But that circus cost him his life. His alcohol and drug habits took their toll in 1971, when Morrison died of heart failure in Paris, aged 27. The year before, Jimi Hendrix and Janis Joplin had infamously passed though similar causes – also at 27. Was death the cost of being the brightest prodigy? Morrison’s early fatality was arguably foreseeable – lethal addictions, on-stage arrests, and increasingly nihilistic intentions had built up before his flight to Paris. Such traits had formed his image, dubbed as an uncontrollable hedonist amongst the American population. To an extent, he was. But he was also just a man who misunderstood old-school establishments, who wished to be loved through his free-spirited philosophy. Morrison’s antics shouldn’t eclipse the fact that The Doors wrote a hefty amount of damn good music in a very short space of time. What other band had articulated a counter cultural resistance so forcefully? The Beatles, perhaps, but despite their widespread influence, they would never quite match Morrison’s fertile lyrics that tested the boundaries of personal license. No one would.

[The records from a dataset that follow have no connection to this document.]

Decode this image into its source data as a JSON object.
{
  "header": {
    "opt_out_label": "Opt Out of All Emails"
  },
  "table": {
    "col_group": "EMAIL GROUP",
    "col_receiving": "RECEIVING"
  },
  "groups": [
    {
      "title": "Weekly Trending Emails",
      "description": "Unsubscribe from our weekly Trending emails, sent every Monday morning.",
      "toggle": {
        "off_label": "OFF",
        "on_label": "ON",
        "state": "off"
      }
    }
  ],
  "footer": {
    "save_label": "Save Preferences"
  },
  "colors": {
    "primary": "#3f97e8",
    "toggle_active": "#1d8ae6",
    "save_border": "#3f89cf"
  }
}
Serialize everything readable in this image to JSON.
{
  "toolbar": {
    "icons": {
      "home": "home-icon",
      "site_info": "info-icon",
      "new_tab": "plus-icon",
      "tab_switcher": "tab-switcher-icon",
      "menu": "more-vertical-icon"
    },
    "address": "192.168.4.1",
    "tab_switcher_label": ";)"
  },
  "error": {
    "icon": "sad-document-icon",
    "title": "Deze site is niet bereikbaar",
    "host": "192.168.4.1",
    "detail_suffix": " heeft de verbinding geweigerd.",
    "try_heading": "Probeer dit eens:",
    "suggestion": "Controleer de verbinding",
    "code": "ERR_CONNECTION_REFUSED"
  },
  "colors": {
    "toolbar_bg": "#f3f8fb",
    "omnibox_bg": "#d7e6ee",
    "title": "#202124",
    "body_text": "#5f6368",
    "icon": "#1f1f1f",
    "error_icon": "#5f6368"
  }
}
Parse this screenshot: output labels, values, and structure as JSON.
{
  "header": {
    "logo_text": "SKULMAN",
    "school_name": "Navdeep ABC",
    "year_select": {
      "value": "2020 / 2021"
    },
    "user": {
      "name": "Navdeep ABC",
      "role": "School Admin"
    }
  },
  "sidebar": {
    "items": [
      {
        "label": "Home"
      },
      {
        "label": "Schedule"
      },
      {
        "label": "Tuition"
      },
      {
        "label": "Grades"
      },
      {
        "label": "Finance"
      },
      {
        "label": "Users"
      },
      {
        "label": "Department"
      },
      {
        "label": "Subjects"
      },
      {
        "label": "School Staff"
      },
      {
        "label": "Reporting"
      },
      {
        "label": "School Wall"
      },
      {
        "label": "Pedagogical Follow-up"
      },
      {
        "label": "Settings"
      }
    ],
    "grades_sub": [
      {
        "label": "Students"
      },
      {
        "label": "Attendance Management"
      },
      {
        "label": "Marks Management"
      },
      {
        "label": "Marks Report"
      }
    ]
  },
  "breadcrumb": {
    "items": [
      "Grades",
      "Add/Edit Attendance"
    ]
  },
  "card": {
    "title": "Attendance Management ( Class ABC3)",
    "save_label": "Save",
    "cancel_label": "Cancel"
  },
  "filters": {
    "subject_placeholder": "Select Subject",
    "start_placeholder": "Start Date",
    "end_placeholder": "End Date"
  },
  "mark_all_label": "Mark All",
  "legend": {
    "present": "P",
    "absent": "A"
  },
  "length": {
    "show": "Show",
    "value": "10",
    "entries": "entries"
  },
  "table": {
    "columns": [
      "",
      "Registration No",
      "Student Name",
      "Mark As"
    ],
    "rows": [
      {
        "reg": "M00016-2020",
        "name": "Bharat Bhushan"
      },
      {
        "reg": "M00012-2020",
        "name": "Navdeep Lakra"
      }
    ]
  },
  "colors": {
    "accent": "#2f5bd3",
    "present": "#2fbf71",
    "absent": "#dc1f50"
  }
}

You could faithfully categorise Jim Morrison as the driving force of rock and roll. But truth be told, that seems to be a somewhat limiting term to prescribe. Morrison was a poetic vehicle – he wanted to be seen as a philosopher, and since the sixties, countercultures have embraced a duty to honouring his literary heroism. Morrison’s self-published book of poetry received a pretty underwhelming response in 1969, but in the summer of this year, I saw it on the shelves of countless stores along Sunset Boulevard. Taking a walk along the Ocean Front Walk in Venice, I met Morning Shot – a mural of Morrison that artist Rip Cronk created in 1991. Across the Atlantic, ‘ΚΑΤΑ ΤΟΝ ΔΑΙΜΟΝΑ ΕΑΥΤΟΥ’ sits on his grave in Paris’s Pere Lachaise – roughly translated as ‘true to his own spirit.’ Much like the minds of all great poets, that’s why Jim Morrison still – and always will – be important. For individuals who acknowledge the dreams and nightmares of modern existence, there’s a comfort in listening to the tongue of a man who first rendered free spirited life into lyrics. And speaking from a summer retrospect, that comfort is even clearer in Los Angeles: a space that has carved his symbolism into a way of life. 75 years on from his birth, Mr. Mojo is still rising.